▸ **YOUR ASSIGNMENT**:
Review the material and extract every line in which the word "icon" occurs.

▸ **DATA TO PROCESS**:

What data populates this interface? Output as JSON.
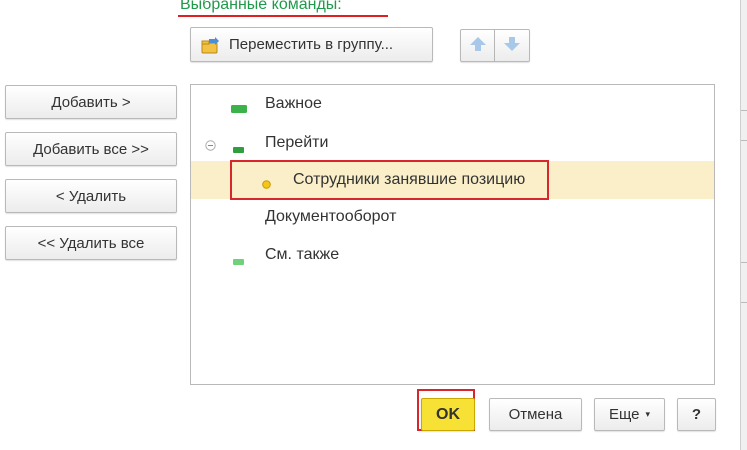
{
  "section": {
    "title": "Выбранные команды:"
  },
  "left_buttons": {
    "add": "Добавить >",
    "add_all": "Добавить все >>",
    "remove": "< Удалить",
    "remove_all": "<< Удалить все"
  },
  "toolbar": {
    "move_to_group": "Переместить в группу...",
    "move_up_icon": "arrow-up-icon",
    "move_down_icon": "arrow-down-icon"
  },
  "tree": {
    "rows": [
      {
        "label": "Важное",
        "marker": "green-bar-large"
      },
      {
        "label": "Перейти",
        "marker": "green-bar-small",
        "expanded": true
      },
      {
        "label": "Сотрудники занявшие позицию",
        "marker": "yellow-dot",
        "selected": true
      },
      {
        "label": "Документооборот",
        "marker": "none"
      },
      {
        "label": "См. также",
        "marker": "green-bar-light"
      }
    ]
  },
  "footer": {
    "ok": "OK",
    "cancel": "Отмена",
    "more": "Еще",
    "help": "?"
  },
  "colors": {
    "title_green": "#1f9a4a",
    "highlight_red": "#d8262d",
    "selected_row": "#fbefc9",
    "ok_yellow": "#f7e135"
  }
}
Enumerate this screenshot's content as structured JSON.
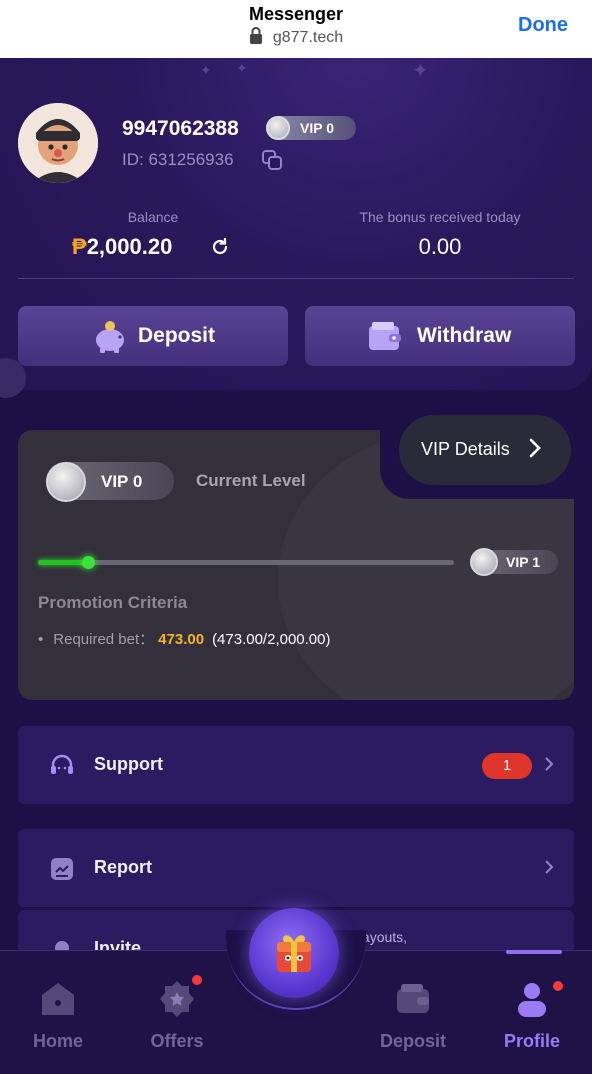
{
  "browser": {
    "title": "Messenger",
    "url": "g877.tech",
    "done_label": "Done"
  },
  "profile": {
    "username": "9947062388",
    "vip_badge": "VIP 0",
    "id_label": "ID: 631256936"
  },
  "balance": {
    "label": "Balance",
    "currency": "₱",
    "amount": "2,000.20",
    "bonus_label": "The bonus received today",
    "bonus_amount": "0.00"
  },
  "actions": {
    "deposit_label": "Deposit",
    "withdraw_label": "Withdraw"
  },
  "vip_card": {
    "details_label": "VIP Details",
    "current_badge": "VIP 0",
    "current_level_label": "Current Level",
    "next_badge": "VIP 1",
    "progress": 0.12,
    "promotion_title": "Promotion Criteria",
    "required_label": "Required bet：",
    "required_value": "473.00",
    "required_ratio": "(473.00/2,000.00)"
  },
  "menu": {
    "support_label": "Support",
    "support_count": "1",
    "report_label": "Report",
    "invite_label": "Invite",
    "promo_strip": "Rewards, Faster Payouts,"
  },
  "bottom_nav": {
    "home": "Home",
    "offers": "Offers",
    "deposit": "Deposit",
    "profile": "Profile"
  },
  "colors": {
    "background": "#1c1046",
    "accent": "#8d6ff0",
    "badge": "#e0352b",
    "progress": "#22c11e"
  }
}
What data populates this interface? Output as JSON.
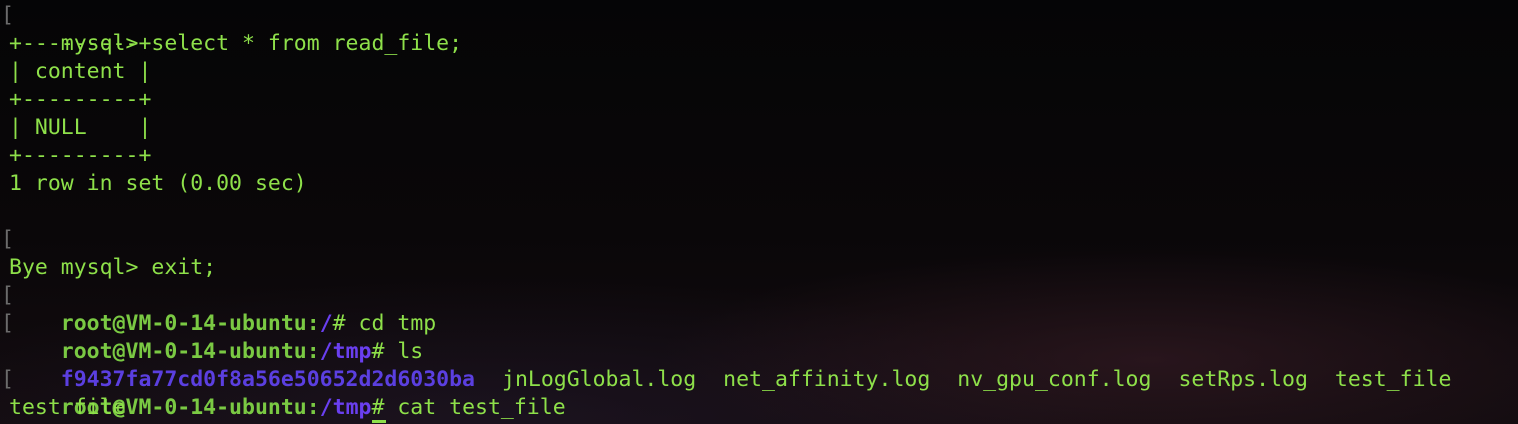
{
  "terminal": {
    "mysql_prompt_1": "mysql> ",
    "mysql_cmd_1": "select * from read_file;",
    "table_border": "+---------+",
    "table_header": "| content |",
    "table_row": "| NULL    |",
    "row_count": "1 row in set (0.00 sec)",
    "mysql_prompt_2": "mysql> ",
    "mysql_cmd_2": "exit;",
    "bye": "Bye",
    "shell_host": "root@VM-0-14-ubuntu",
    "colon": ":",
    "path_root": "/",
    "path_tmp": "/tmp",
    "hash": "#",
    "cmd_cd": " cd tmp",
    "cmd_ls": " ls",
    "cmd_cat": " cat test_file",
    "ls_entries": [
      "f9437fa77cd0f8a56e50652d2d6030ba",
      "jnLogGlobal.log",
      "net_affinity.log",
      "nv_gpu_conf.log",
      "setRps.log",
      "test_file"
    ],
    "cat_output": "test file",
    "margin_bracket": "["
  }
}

▸ **FINISHED TASK**:
    "move_up_icon": "arrow-up-icon",
    "move_down_icon": "arrow-down-icon"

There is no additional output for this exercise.